A full 13 percent of those starting up companies in 2015 were women, as reported by Deutsche Start-up-Monitor , a 2.3 percent increase over the previous year. The question of why this percentage is so low nonetheless remains. In an egalitarian society such as ours, shouldn’t the proportions be closer to 50:50?
A look at the most successful German start-ups over the past few years shows that women can do at least as well at it as men. Claudia Helming’s story can serve as an example in this regard. Back in 2006 she started DaWanda , an online platform for homemade products – and today Helming is seen as an early role model, and not just for women who start up companies. DaWanda’s 2013 sales are estimated at just shy of €20 million . Helming notes a trend on today’s start-up scene: "More and more highly qualified young women are interested in the start-up world and are shaking things up in the industry right now – and that’s good. Because there are definitely too few women here at the moment," says the Berlin resident about the disproportionately low share of women starting companies in Germany. She regards it as the responsibility of successful female start-up founders to act as role models: "Then, before too long, the Internet business can be gender-neutral too."

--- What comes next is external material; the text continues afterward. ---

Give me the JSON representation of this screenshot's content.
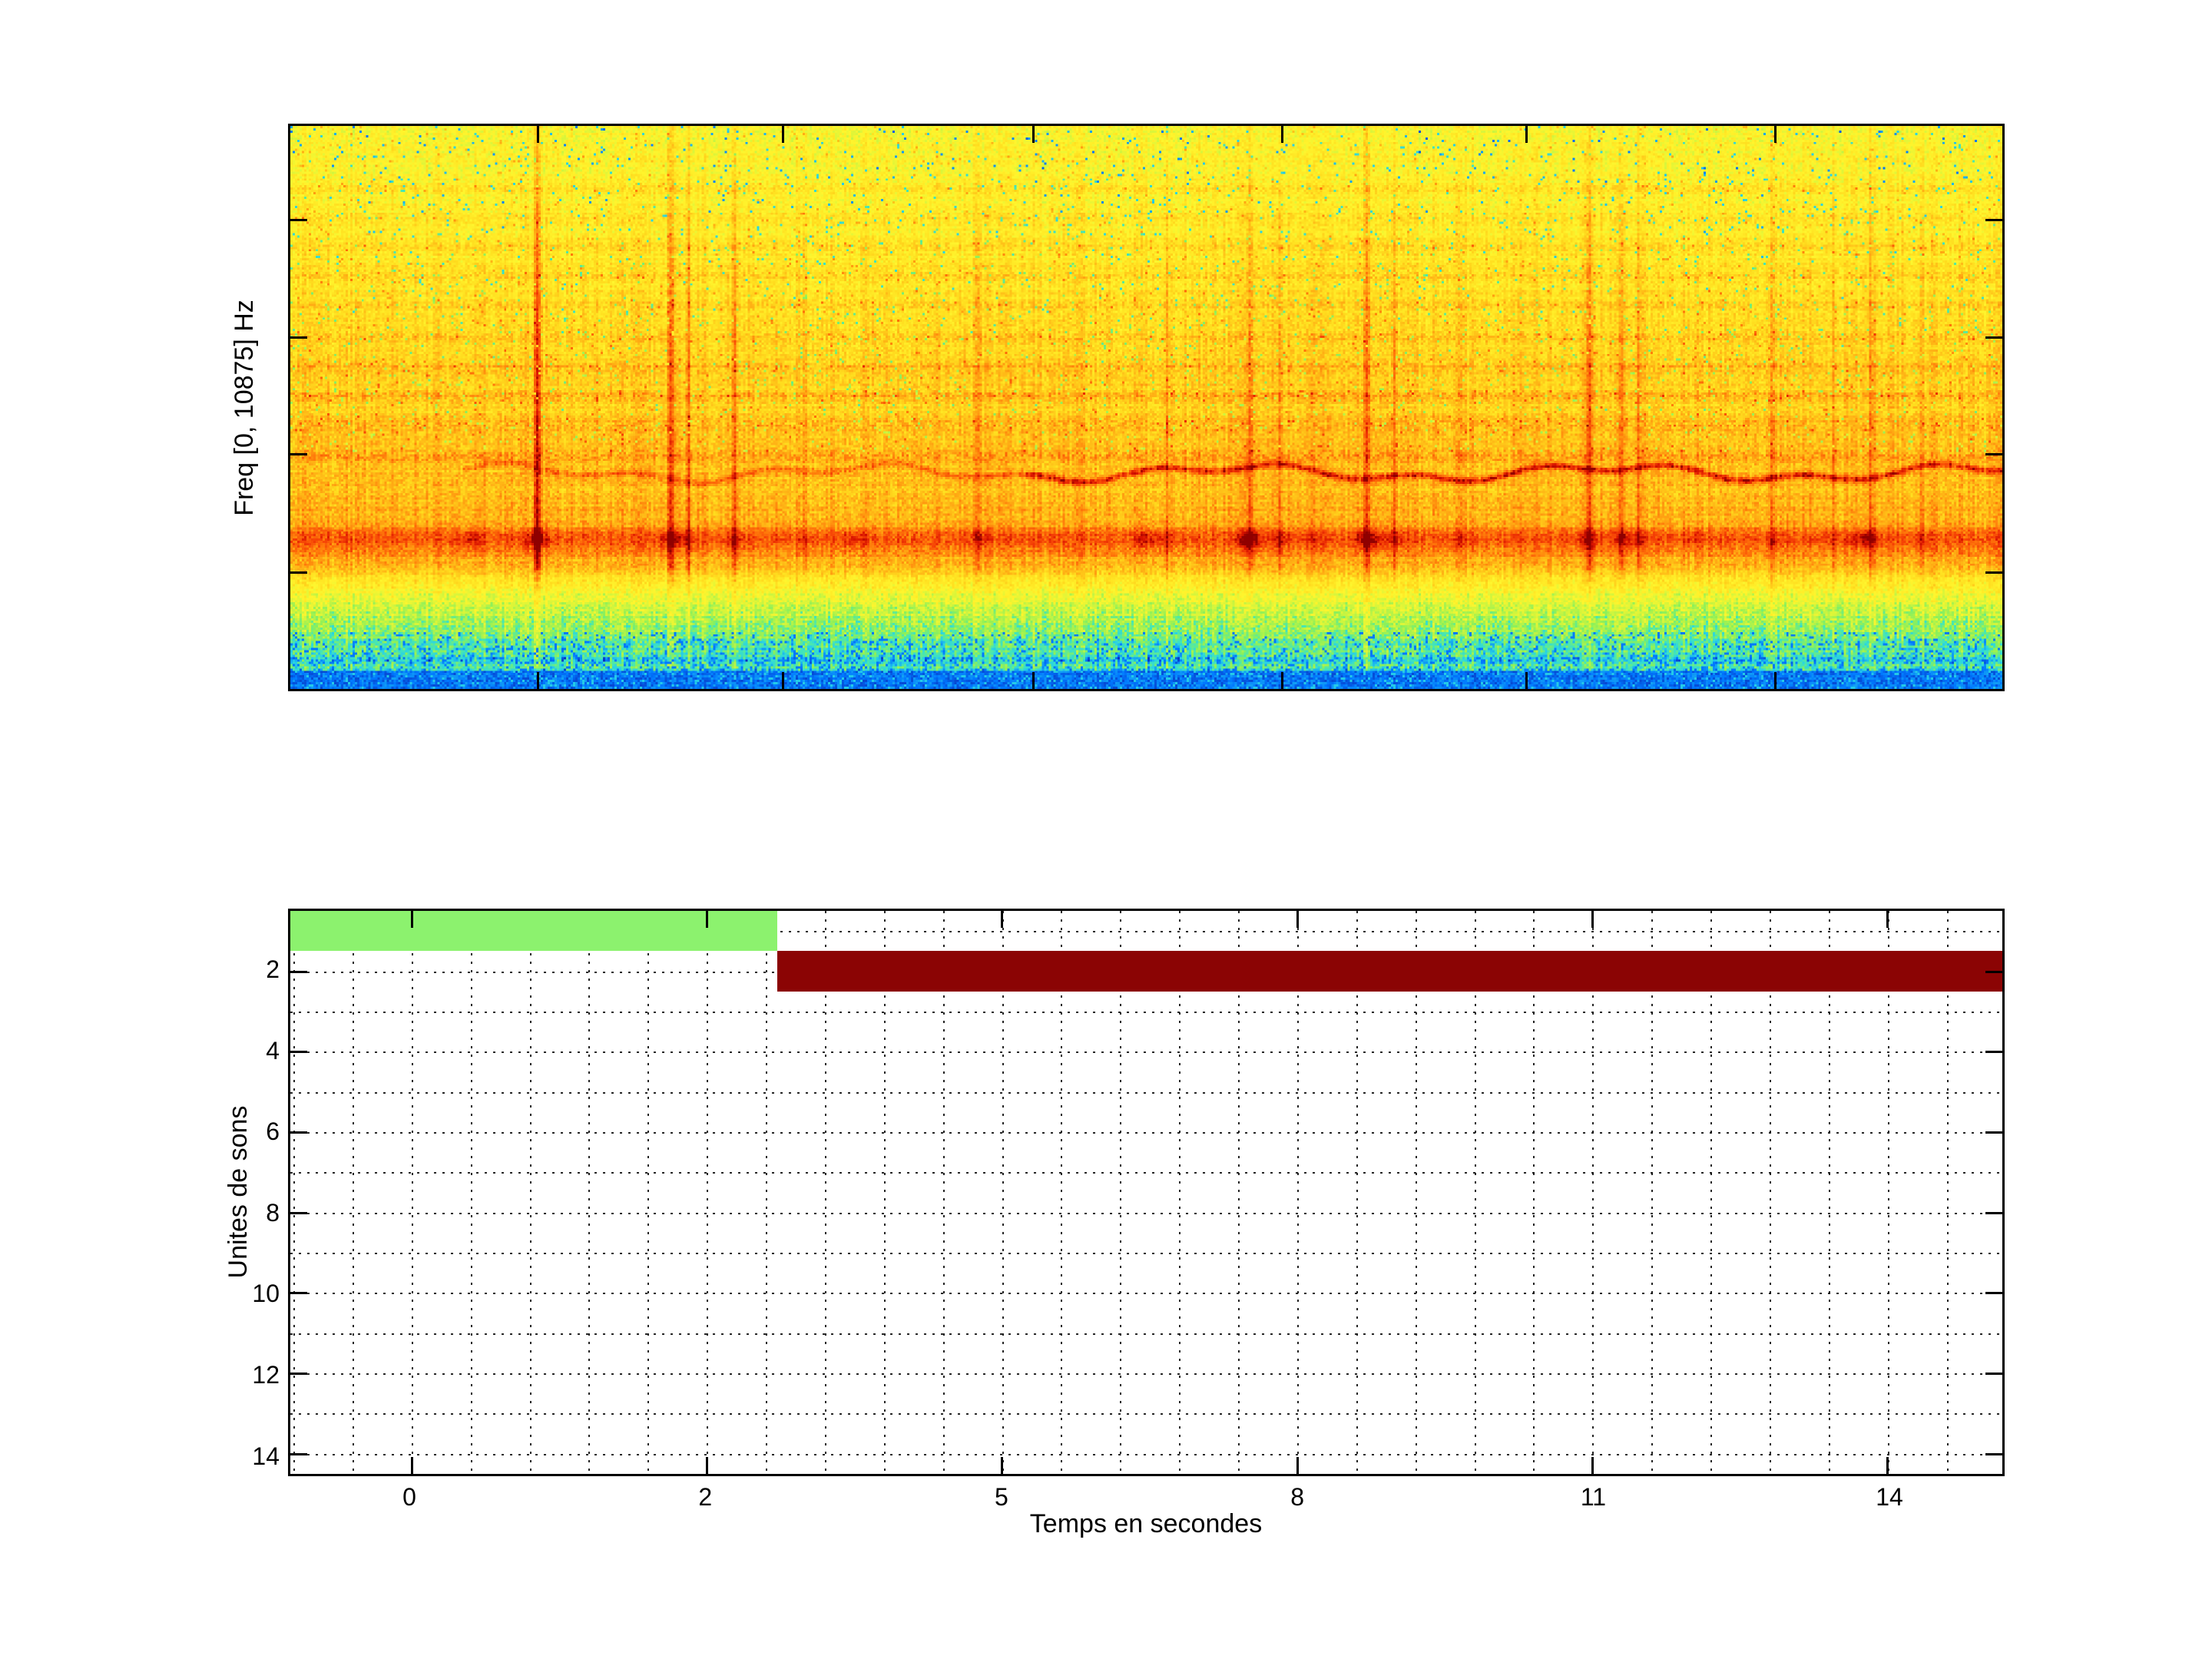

In 2012, Lea-Sophie Cramer, along with co-founder Sebastian Pollok, also achieved a coup with Amorelie , an online shop for erotic lifestyle articles. The business managed to increase its sales eightfold between 2013 and 2014, before being taken over at the start of the year by ProSiebenSat1 Media.
The secret behind Amorelie’s success was the notion of bringing sex toys out into the open and selling them as high-end products – which is what Cramer and her partner succeeded in doing . Cramer is convinced : "Women are wonderful entrepreneurs! The role models have been lacking until now, and many women are still somewhat more cautious and less bold than men." Furthermore, there often were no networks with connections to other entrepreneurs, incubators and venture capital providers.

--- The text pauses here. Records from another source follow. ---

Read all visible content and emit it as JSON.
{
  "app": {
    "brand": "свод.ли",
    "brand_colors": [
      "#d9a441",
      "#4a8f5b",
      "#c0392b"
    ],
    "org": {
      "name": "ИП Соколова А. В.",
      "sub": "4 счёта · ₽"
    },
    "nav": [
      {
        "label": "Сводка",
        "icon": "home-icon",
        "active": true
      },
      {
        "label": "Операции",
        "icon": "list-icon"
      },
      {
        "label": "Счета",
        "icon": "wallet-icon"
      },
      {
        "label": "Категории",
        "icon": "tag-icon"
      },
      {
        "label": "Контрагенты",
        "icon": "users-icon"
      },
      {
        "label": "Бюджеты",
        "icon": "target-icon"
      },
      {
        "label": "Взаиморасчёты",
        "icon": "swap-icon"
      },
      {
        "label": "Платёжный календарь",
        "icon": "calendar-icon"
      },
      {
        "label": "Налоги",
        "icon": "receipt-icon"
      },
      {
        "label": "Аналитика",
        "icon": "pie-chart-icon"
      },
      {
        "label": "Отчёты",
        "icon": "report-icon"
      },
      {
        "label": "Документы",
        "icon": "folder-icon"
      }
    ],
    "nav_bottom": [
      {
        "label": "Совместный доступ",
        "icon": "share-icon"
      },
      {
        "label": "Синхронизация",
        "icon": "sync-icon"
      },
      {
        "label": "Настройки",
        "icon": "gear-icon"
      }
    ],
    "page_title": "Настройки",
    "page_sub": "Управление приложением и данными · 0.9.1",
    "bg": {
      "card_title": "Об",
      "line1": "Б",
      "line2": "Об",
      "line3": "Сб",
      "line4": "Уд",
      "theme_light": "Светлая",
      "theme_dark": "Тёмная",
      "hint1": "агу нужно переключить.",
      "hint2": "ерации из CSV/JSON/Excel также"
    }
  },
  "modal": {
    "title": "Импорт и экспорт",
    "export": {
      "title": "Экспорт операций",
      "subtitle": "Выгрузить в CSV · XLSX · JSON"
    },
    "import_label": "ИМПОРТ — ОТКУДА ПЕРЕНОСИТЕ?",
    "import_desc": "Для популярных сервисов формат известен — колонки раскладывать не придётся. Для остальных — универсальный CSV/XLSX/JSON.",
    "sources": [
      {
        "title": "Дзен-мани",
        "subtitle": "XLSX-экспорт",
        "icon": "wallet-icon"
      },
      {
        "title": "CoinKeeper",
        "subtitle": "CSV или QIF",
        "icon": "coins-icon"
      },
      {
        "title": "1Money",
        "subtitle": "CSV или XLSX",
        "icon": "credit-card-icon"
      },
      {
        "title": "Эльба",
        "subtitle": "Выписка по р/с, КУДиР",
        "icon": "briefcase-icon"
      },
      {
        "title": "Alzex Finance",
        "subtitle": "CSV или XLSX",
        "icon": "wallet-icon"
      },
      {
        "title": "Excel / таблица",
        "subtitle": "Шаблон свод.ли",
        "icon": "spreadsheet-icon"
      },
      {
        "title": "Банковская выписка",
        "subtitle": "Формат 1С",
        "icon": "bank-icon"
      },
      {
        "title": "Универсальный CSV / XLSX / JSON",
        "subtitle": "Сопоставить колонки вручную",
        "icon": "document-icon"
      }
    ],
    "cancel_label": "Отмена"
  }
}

That aside, she notes a change in the current start-up scene: "I think that in coming years, we’ll see a strong upward trend in the percentage of women," says Cramer, whose degree is in business administration . "The current imbalance ensures that women focus more on helping each other out, and I include myself in this."

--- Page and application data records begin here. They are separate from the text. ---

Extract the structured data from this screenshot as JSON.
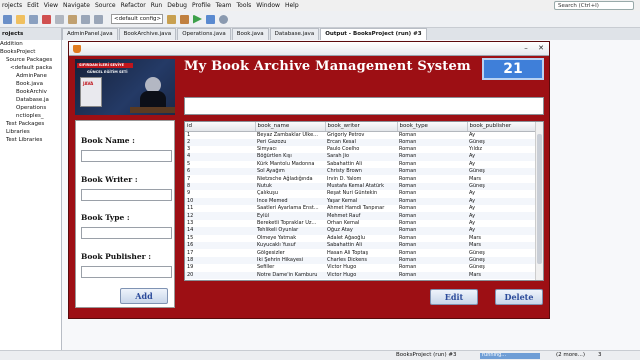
{
  "ide": {
    "menu": [
      "rojects",
      "Edit",
      "View",
      "Navigate",
      "Source",
      "Refactor",
      "Run",
      "Debug",
      "Profile",
      "Team",
      "Tools",
      "Window",
      "Help"
    ],
    "search_placeholder": "Search (Ctrl+I)",
    "config": "<default config>",
    "tabs": [
      "AdminPanel.java",
      "BookArchive.java",
      "Operations.java",
      "Book.java",
      "Database.java",
      "Output - BooksProject (run) #3"
    ],
    "active_tab_index": 5,
    "projects_title": "rojects",
    "tree": [
      "Addition",
      "BooksProject",
      "Source Packages",
      "<default packa",
      "AdminPane",
      "Book.java",
      "BookArchiv",
      "Database.ja",
      "Operations",
      "nctioples_",
      "Test Packages",
      "Libraries",
      "Test Libraries"
    ],
    "status": {
      "run": "BooksProject (run) #3",
      "running": "running...",
      "more": "(2 more...)",
      "count": "3"
    }
  },
  "app": {
    "title": "My Book Archive Management System",
    "record_count": "21",
    "banner": {
      "brand": "JAVA",
      "line1": "SIFIRDAN İLERİ SEVİYE",
      "line2": "GÜNCEL EĞİTİM SETİ"
    },
    "form": {
      "name_label": "Book Name :",
      "writer_label": "Book Writer :",
      "type_label": "Book Type :",
      "publisher_label": "Book Publisher :"
    },
    "buttons": {
      "add": "Add",
      "edit": "Edit",
      "delete": "Delete"
    },
    "table": {
      "columns": [
        "id",
        "book_name",
        "book_writer",
        "book_type",
        "book_publisher"
      ],
      "rows": [
        [
          "1",
          "Beyaz Zambaklar Ülke...",
          "Grigoriy Petrov",
          "Roman",
          "Ay"
        ],
        [
          "2",
          "Peri Gazozu",
          "Ercan Kesal",
          "Roman",
          "Güneş"
        ],
        [
          "3",
          "Simyacı",
          "Paulo Coelho",
          "Roman",
          "Yıldız"
        ],
        [
          "4",
          "Böğürtlen Kışı",
          "Sarah Jio",
          "Roman",
          "Ay"
        ],
        [
          "5",
          "Kürk Mantolu Madonna",
          "Sabahattin Ali",
          "Roman",
          "Ay"
        ],
        [
          "6",
          "Sol Ayağım",
          "Christy Brown",
          "Roman",
          "Güneş"
        ],
        [
          "7",
          "Nietzsche Ağladığında",
          "Irvin D. Yalom",
          "Roman",
          "Mars"
        ],
        [
          "8",
          "Nutuk",
          "Mustafa Kemal Atatürk",
          "Roman",
          "Güneş"
        ],
        [
          "9",
          "Çalıkuşu",
          "Reşat Nuri Güntekin",
          "Roman",
          "Ay"
        ],
        [
          "10",
          "İnce Memed",
          "Yaşar Kemal",
          "Roman",
          "Ay"
        ],
        [
          "11",
          "Saatleri Ayarlama Enst...",
          "Ahmet Hamdi Tanpınar",
          "Roman",
          "Ay"
        ],
        [
          "12",
          "Eylül",
          "Mehmet Rauf",
          "Roman",
          "Ay"
        ],
        [
          "13",
          "Bereketli Topraklar Üz...",
          "Orhan Kemal",
          "Roman",
          "Ay"
        ],
        [
          "14",
          "Tehlikeli Oyunlar",
          "Oğuz Atay",
          "Roman",
          "Ay"
        ],
        [
          "15",
          "Ölmeye Yatmak",
          "Adalet Ağaoğlu",
          "Roman",
          "Mars"
        ],
        [
          "16",
          "Kuyucaklı Yusuf",
          "Sabahattin Ali",
          "Roman",
          "Mars"
        ],
        [
          "17",
          "Gölgesizler",
          "Hasan Ali Toptaş",
          "Roman",
          "Güneş"
        ],
        [
          "18",
          "İki Şehrin Hikayesi",
          "Charles Dickens",
          "Roman",
          "Güneş"
        ],
        [
          "19",
          "Sefiller",
          "Victor Hugo",
          "Roman",
          "Güneş"
        ],
        [
          "20",
          "Notre Dame'in Kamburu",
          "Victor Hugo",
          "Roman",
          "Mars"
        ]
      ]
    }
  },
  "colors": {
    "app_bg": "#9d0f14",
    "count_bg": "#3f7fd9"
  },
  "icons": [
    "java-cup-icon",
    "minimize-icon",
    "close-icon"
  ]
}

Jess Erickson is another of these women. She is a co-founder of Geekette , a women’s network that campaigns for more women in IT . "eCommerce is in the absolute forefront when it comes to innovation," she says. "Women should not miss the chance of being a part of it." Co-founder Denise Philipp explains that there was long a huge gap between women and men in the tech industry. "For women, working in this field was not as obvious a choice as it was for men." Like Helming and Cramer, she sees a reason for this divide in the fact that there were no female role models – "and there are still too few."
Start-ups like IT security company Secomba or tech firm Webdata Solutions prove it: In seemingly male-dominated areas like eCommerce, women are successful too – it’s just that they’ve been underrepresented until now. Behind Secomba, for example, lies the software "Boxcryptor," which can be used to encrypt data in the cloud with a few clicks. This start-up of co-founder Andrea Pfundmeier was awarded the German Founders’ Prize in September of last year.
Webdata Solutions was likewise founded by three women: Carina Roellig, Hanna Koepcke and Sabine Massmann turned the results of their research study at the University of Leipzig into their own company . The startup has specialized in data analysis, developing a tool that can be used to observe, compare and dynamically calculate prices on the Internet. Today, Webdata has around 40 salaried employees. Just a few months ago, the team was awarded some four million euros to further develop its business model: On the agenda is expansion to England and the U.S .
The new generation of female start-up founders will also be making its mark at CeBIT 2016. "SCALE11," the breakfast for female entrepreneurs created by Brigitte Zypries, State Secretary for Economic Affairs and Energy, is a perfect platform for women who have started their own companies, and those who wish to do so. Here, participants will get an opportunity to compare notes, along with stimulating ideas and answers to their most important questions. And once motivated and well-informed, they need only begin! On March 14, at CeBIT, in Hall 1.
Delve into the world of Startups at CeBIT’s SCALE11 : fresh ideas, new business models, fascinating contacts, and much, much more.